THE WITCH Reviewed

The Witch
Directed and Written by Roger Eggers
Starring: Anya Taylor-Joy, Ralph Ineson, Kate Dickie, Havey Scrimshaw

the witches

It is 1630, half a century before the Salem Witch Trials, and a family leaves a Puritan settlement in a dispute over religious practices. Setting up a homestead out in the wilderness, no time at all passes before their infant disappears. His older sister (Taylor-Joy) is playing peek-a-boo and he is gone. This immediately casts suspicion on her among other family members. Only her younger brother (Scrimshaw) and to some extent her father (Ineson) believe her innocent.

And indeed there is something sinister lurking just beyond the family settlement. But is it actual witches or is the family’s difficulties–their secrets, the dawning of womanhood for Thomasina, the sinister quality let loose by the set of twins, the mother’s incipient insanity, the father’s ineptitude as a farmer, that’s responsible for what takes place?

This is not a horror story in the traditional sense. The horror comes from watching a family turn on each other and itself. And it also comes from the incredible sense of a time and place Eggers has achieved. Truly a real accomplishment. Very good movies don’t require a huge budget if the story is worth telling. Highly recommended.

Patti Abbott
In addition to being the Crimespree Senior Film Critic, Patti has penned numerous short stories and her debut novel, CONCRETE ANGEL, is in stores now.

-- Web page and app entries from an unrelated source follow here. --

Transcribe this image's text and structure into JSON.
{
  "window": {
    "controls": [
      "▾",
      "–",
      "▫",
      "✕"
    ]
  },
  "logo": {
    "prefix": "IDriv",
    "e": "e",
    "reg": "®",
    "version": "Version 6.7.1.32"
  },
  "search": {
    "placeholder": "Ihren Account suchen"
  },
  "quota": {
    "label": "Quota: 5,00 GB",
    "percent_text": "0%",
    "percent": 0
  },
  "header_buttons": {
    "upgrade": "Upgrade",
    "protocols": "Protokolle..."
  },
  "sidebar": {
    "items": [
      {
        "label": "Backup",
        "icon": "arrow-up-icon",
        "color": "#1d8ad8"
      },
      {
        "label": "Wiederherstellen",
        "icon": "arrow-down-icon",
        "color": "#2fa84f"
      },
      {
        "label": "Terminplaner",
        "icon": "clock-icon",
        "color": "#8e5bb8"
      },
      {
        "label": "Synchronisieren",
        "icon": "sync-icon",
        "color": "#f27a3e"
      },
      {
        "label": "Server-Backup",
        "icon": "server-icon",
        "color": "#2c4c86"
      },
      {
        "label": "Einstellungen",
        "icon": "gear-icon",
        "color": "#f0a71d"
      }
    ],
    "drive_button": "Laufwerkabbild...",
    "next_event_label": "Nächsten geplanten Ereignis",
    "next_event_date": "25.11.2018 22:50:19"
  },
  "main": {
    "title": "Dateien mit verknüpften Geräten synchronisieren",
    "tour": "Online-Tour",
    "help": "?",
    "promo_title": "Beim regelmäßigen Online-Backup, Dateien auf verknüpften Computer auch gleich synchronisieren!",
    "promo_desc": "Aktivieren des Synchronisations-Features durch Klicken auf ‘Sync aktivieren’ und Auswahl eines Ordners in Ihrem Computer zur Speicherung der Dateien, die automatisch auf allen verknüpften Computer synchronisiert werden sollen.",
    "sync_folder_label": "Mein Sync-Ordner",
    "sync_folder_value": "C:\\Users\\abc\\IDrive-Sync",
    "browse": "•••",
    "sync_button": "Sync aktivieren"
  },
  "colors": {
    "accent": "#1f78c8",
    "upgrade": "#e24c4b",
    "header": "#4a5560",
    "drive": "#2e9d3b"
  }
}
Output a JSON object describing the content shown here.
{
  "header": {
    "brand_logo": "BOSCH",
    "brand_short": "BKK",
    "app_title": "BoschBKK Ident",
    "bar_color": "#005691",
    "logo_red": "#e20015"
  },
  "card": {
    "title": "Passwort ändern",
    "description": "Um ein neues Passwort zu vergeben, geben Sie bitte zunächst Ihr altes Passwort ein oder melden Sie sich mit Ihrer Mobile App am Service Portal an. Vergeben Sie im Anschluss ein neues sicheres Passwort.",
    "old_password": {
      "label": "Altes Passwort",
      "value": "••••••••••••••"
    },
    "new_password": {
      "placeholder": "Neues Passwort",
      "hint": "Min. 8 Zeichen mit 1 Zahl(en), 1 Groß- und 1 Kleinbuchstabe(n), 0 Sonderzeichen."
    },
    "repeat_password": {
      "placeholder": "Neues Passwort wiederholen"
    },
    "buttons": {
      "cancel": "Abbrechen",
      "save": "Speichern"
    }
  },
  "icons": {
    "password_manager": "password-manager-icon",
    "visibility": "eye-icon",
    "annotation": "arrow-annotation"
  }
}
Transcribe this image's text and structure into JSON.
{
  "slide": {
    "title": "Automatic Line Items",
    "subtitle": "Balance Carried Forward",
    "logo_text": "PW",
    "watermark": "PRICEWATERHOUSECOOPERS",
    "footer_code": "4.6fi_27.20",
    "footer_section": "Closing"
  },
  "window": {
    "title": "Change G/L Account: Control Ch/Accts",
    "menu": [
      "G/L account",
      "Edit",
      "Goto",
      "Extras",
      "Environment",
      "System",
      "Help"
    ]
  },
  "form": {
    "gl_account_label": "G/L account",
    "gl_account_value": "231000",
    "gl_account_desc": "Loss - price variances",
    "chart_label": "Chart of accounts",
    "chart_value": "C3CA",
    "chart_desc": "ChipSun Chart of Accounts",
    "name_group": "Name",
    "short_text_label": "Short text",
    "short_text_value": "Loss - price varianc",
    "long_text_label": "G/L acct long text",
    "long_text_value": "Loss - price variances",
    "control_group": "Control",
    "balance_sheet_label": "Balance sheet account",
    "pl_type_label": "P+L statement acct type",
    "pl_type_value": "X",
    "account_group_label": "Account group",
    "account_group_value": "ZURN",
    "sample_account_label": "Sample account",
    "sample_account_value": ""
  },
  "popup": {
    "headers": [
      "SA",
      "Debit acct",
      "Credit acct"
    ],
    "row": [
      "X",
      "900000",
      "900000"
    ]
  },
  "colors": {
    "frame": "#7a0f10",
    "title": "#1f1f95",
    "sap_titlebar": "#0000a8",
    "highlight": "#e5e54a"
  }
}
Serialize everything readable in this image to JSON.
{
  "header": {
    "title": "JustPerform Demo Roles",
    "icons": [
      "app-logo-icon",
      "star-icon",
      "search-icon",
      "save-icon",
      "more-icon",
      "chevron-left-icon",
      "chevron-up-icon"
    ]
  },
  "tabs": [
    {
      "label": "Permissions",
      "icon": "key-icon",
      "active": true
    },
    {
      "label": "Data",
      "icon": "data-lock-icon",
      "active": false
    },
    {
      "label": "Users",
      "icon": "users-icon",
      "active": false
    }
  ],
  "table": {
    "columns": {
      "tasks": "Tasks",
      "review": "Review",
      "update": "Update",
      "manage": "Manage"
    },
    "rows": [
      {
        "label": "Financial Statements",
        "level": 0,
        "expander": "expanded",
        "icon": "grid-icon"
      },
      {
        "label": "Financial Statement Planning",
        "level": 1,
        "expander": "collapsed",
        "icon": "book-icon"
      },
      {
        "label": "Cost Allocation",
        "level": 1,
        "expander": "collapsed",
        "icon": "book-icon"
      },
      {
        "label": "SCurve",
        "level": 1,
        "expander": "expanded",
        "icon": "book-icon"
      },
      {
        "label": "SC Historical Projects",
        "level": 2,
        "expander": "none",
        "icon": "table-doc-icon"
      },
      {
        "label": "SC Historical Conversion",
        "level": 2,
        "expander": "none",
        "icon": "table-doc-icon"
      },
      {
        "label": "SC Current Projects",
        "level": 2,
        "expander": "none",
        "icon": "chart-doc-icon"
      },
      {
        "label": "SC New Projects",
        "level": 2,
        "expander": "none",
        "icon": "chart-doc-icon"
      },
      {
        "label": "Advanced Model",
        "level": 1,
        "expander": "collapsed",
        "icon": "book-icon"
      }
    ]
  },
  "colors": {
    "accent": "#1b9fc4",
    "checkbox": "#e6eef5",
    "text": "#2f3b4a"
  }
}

She hosts a look at Forgotten Books every Friday with readers, writers and reviewers at She hopes you’ll join in.